nora ephron

“When you give up your apartment in New York and move to another city, New York becomes the worst version of itself. Someone I know once wisely said that the expression “It’s a nice place to visit, but I wouldn’t want to live there” is completely wrong where New York is concerned; the opposite is true. New York is a very livable city. But when you move away and become a visitor the city seems to turn against you. It’s much more expensive (because you have to eat all your meals out and pay for a place to sleep) and more unfriendly. Things change in New York; things change all the time. You don’t mind this when you live here; it’s part of the caffeinated romance of the city that never sleeps. But when you leave you experience change as a betrayal. You walk up Third Avenue planning to buy a brownie at a bakery you’ve always been loyal to, and the bakery’s gone. Your dry cleaner moves to Florida; your dentist retires; the lady who made the pies on West Fourth Street vanishes; the maitre d’ at P.J. Clarke’s quits , and you realize you’re going to have to start from scratch tipping your way into the heart of the cold, chic young woman now at the door. You’ve turned your back for only a moment, and suddenly everything’s different. You were an insider, a native, a subway traveler, a purveyor of tips into the good stuff, and now you’re just another frequent flyer, stuck in a taxi on the Grand Central Parkway as you wing in and out of LaGuardia. Meanwhile, you read that Manhattan rents are going up, they’re climbing higher, they’ve reached the stratosphere. It seems that the moment you left town they put up a wall around the place, and you will never manage to vault over it and get back into the city again.”

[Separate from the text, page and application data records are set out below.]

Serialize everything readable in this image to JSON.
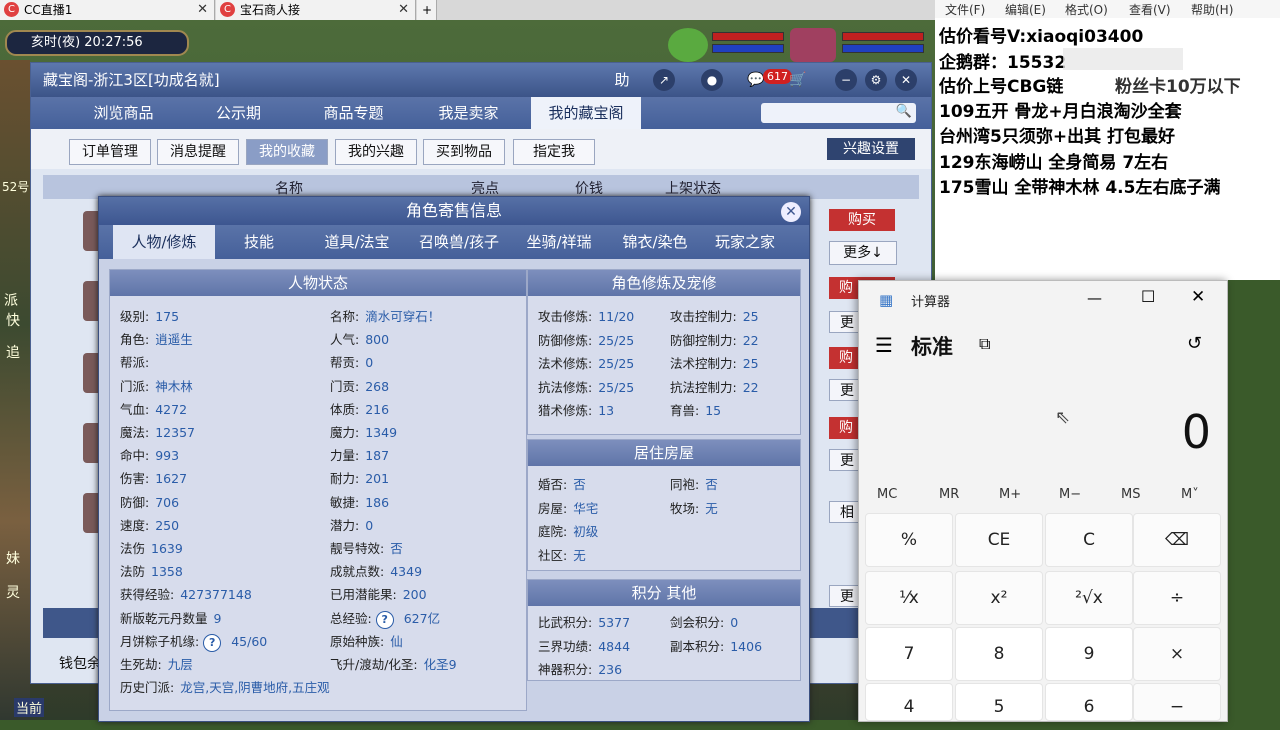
{
  "browser": {
    "tabs": [
      {
        "label": "CC直播1"
      },
      {
        "label": "宝石商人接"
      }
    ],
    "add_tab": "+"
  },
  "game": {
    "time": "亥时(夜)  20:27:56",
    "left_edge_text": [
      "52号",
      "派",
      "快",
      "追",
      "妹",
      "灵",
      "当前"
    ]
  },
  "cbg": {
    "title": "藏宝阁-浙江3区[功成名就]",
    "title_buttons": {
      "help": "助",
      "msg_count": "617"
    },
    "nav": [
      "浏览商品",
      "公示期",
      "商品专题",
      "我是卖家",
      "我的藏宝阁"
    ],
    "subnav": [
      "订单管理",
      "消息提醒",
      "我的收藏",
      "我的兴趣",
      "买到物品",
      "指定我"
    ],
    "interest_button": "兴趣设置",
    "list_header": [
      "名称",
      "亮点",
      "价钱",
      "上架状态"
    ],
    "row_buttons": {
      "buy": "购买",
      "more": "更多↓",
      "buy_partial": "购",
      "more_partial": "更",
      "rel_partial": "相"
    },
    "wallet_label": "钱包余"
  },
  "dialog": {
    "title": "角色寄售信息",
    "tabs": [
      "人物/修炼",
      "技能",
      "道具/法宝",
      "召唤兽/孩子",
      "坐骑/祥瑞",
      "锦衣/染色",
      "玩家之家"
    ],
    "status": {
      "header": "人物状态",
      "left": [
        [
          "级别:",
          "175"
        ],
        [
          "角色:",
          "逍遥生"
        ],
        [
          "帮派:",
          ""
        ],
        [
          "门派:",
          "神木林"
        ],
        [
          "气血:",
          "4272"
        ],
        [
          "魔法:",
          "12357"
        ],
        [
          "命中:",
          "993"
        ],
        [
          "伤害:",
          "1627"
        ],
        [
          "防御:",
          "706"
        ],
        [
          "速度:",
          "250"
        ],
        [
          "法伤",
          "1639"
        ],
        [
          "法防",
          "1358"
        ],
        [
          "获得经验:",
          "427377148"
        ],
        [
          "新版乾元丹数量",
          "9"
        ],
        [
          "月饼粽子机缘:",
          "45/60"
        ],
        [
          "生死劫:",
          "九层"
        ],
        [
          "历史门派:",
          "龙宫,天宫,阴曹地府,五庄观"
        ]
      ],
      "right": [
        [
          "名称:",
          "滴水可穿石！"
        ],
        [
          "人气:",
          "800"
        ],
        [
          "帮贡:",
          "0"
        ],
        [
          "门贡:",
          "268"
        ],
        [
          "体质:",
          "216"
        ],
        [
          "魔力:",
          "1349"
        ],
        [
          "力量:",
          "187"
        ],
        [
          "耐力:",
          "201"
        ],
        [
          "敏捷:",
          "186"
        ],
        [
          "潜力:",
          "0"
        ],
        [
          "靓号特效:",
          "否"
        ],
        [
          "成就点数:",
          "4349"
        ],
        [
          "已用潜能果:",
          "200"
        ],
        [
          "总经验:",
          "627亿"
        ],
        [
          "原始种族:",
          "仙"
        ],
        [
          "飞升/渡劫/化圣:",
          "化圣9"
        ]
      ]
    },
    "cultivation": {
      "header": "角色修炼及宠修",
      "rows": [
        [
          "攻击修炼:",
          "11/20",
          "攻击控制力:",
          "25"
        ],
        [
          "防御修炼:",
          "25/25",
          "防御控制力:",
          "22"
        ],
        [
          "法术修炼:",
          "25/25",
          "法术控制力:",
          "25"
        ],
        [
          "抗法修炼:",
          "25/25",
          "抗法控制力:",
          "22"
        ],
        [
          "猎术修炼:",
          "13",
          "育兽:",
          "15"
        ]
      ]
    },
    "house": {
      "header": "居住房屋",
      "rows": [
        [
          "婚否:",
          "否",
          "同袍:",
          "否"
        ],
        [
          "房屋:",
          "华宅",
          "牧场:",
          "无"
        ],
        [
          "庭院:",
          "初级",
          "",
          ""
        ],
        [
          "社区:",
          "无",
          "",
          ""
        ]
      ]
    },
    "points": {
      "header": "积分 其他",
      "rows": [
        [
          "比武积分:",
          "5377",
          "剑会积分:",
          "0"
        ],
        [
          "三界功绩:",
          "4844",
          "副本积分:",
          "1406"
        ],
        [
          "神器积分:",
          "236",
          "",
          ""
        ]
      ]
    }
  },
  "notepad": {
    "menu": [
      "文件(F)",
      "编辑(E)",
      "格式(O)",
      "查看(V)",
      "帮助(H)"
    ],
    "lines": [
      "估价看号V:xiaoqi03400",
      "企鹅群：15532",
      "估价上号CBG链",
      "109五开 骨龙+月白浪淘沙全套",
      "台州湾5只须弥+出其 打包最好",
      "129东海崂山 全身简易  7左右",
      "175雪山 全带神木林  4.5左右底子满"
    ],
    "obscured_tail": "粉丝卡10万以下"
  },
  "calculator": {
    "title": "计算器",
    "mode": "标准",
    "display": "0",
    "memory": [
      "MC",
      "MR",
      "M+",
      "M−",
      "MS",
      "M˅"
    ],
    "keys": [
      [
        "%",
        "CE",
        "C",
        "⌫"
      ],
      [
        "¹⁄x",
        "x²",
        "²√x",
        "÷"
      ],
      [
        "7",
        "8",
        "9",
        "×"
      ],
      [
        "4",
        "5",
        "6",
        "−"
      ]
    ]
  }
}
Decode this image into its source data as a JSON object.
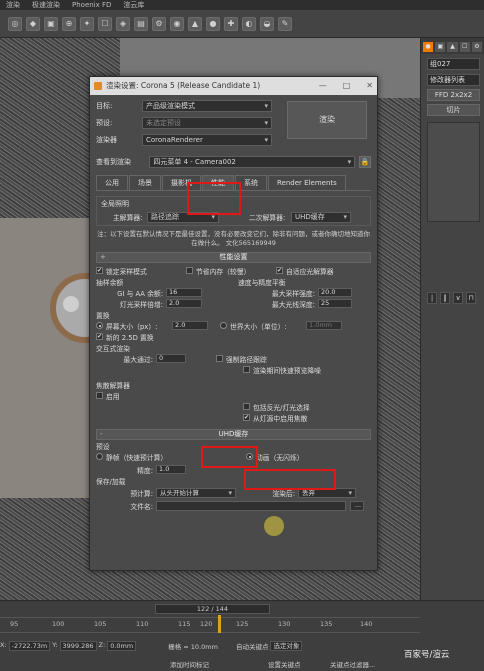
{
  "menubar": [
    "渲染",
    "极速渲染",
    "Phoenix FD",
    "渲云库"
  ],
  "toolbar_icons": [
    "◎",
    "◆",
    "▣",
    "⊕",
    "✦",
    "☐",
    "◈",
    "▤",
    "⚙",
    "◉",
    "▲",
    "●",
    "✚",
    "◐",
    "◒",
    "✎"
  ],
  "right_panel": {
    "tabs": [
      "●",
      "▣",
      "▲",
      "☐",
      "⚙",
      "✎"
    ],
    "object_name": "组027",
    "modifier_list": "修改器列表",
    "ffd_button": "FFD 2x2x2",
    "slice_button": "切片",
    "tools": [
      "|",
      "‖",
      "∨",
      "⊓"
    ]
  },
  "dialog": {
    "title": "渲染设置: Corona 5 (Release Candidate 1)",
    "win_buttons": [
      "—",
      "□",
      "✕"
    ],
    "target_label": "目标:",
    "target_value": "产品级渲染模式",
    "preset_label": "预设:",
    "preset_value": "未选定预设",
    "renderer_label": "渲染器",
    "renderer_value": "CoronaRenderer",
    "render_button": "渲染",
    "view_label": "查看到渲染",
    "view_value": "四元菜单 4 - Camera002",
    "lock_icon": "🔒",
    "tabs": [
      "公用",
      "场景",
      "摄影机",
      "性能",
      "系统",
      "Render Elements"
    ],
    "global_solver": {
      "title": "全局照明",
      "primary_label": "主解算器:",
      "primary_value": "路径追踪",
      "secondary_label": "二次解算器:",
      "secondary_value": "UHD缓存"
    },
    "note": "注：以下设置在默认情况下是最佳设置，没有必要改变它们，除非有问题，或者你确切地知道你在做什么。 文化565169949",
    "perf": {
      "rollout": "性能设置",
      "lock_sampling": "锁定采样模式",
      "save_memory": "节省内存（较慢）",
      "adaptive": "自适应光解算器",
      "sampling_title": "抽样余额",
      "gi_aa_label": "GI 与 AA 余额:",
      "gi_aa_value": "16",
      "light_mult_label": "灯光采样倍增:",
      "light_mult_value": "2.0",
      "depth_title": "速度与精度平衡",
      "max_sample_label": "最大采样强度:",
      "max_sample_value": "20.0",
      "max_depth_label": "最大光线深度:",
      "max_depth_value": "25"
    },
    "displace": {
      "title": "置换",
      "screen_label": "屏幕大小（px）:",
      "screen_value": "2.0",
      "world_label": "世界大小（单位）:",
      "world_value": "1.0mm",
      "new25d": "新的 2.5D 置换"
    },
    "interactive": {
      "title": "交互式渲染",
      "max_pass_label": "最大通过:",
      "max_pass_value": "0",
      "force_path": "强制路径跟踪",
      "fast_low": "渲染期间快速预览降噪"
    },
    "focus": {
      "title": "焦散解算器",
      "enable": "启用",
      "include_mats": "包括反光/灯光选择",
      "enable_from": "从灯源中启用焦散"
    },
    "uhd": {
      "rollout": "UHD缓存",
      "preset_title": "预设",
      "still": "静帧（快速预计算）",
      "anim": "动画（无闪烁）",
      "precision_label": "精度:",
      "precision_value": "1.0",
      "saveload_title": "保存/加载",
      "precompute_label": "预计算:",
      "precompute_value": "从头开始计算",
      "after_label": "渲染后:",
      "after_value": "丢弃",
      "file_label": "文件名:",
      "browse": "..."
    }
  },
  "timeline": {
    "frame": "122 / 144",
    "ticks": [
      "95",
      "100",
      "105",
      "110",
      "115",
      "120",
      "125",
      "130",
      "135",
      "140"
    ],
    "x": "-2722.73m",
    "y": "3999.286",
    "z": "0.0mm",
    "grid": "栅格 = 10.0mm",
    "auto_key": "自动关键点",
    "selected": "选定对象",
    "set_key": "设置关键点",
    "filter": "关键点过滤器...",
    "add_tag": "添加时间标记"
  },
  "watermark": "百家号/渲云"
}
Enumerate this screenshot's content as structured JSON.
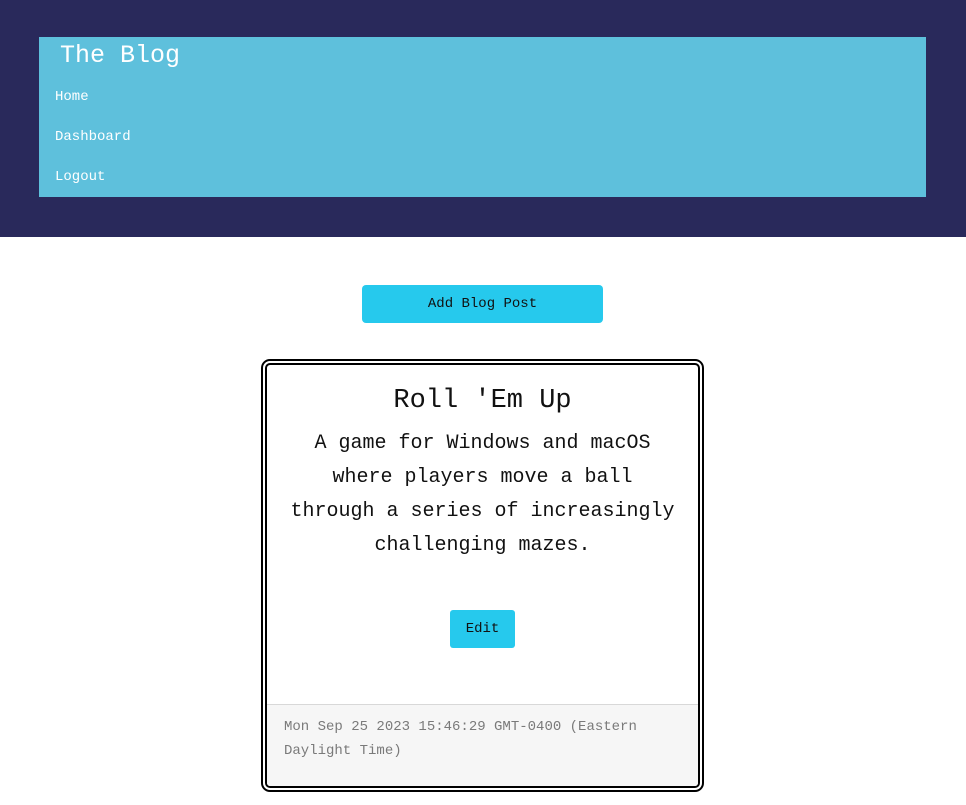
{
  "header": {
    "title": "The Blog",
    "nav": [
      {
        "label": "Home"
      },
      {
        "label": "Dashboard"
      },
      {
        "label": "Logout"
      }
    ]
  },
  "main": {
    "add_button_label": "Add Blog Post",
    "posts": [
      {
        "title": "Roll 'Em Up",
        "body": "A game for Windows and macOS where players move a ball through a series of increasingly challenging mazes.",
        "edit_label": "Edit",
        "date": "Mon Sep 25 2023 15:46:29 GMT-0400 (Eastern Daylight Time)"
      }
    ]
  },
  "colors": {
    "header_bg": "#29295b",
    "nav_bg": "#5ec0dc",
    "button_bg": "#26c9ed"
  }
}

-Excerpt from ‘New Yorker’ article by Nora Ephron, “Moving On”, June 5, 2006.

Yes. Every word of it.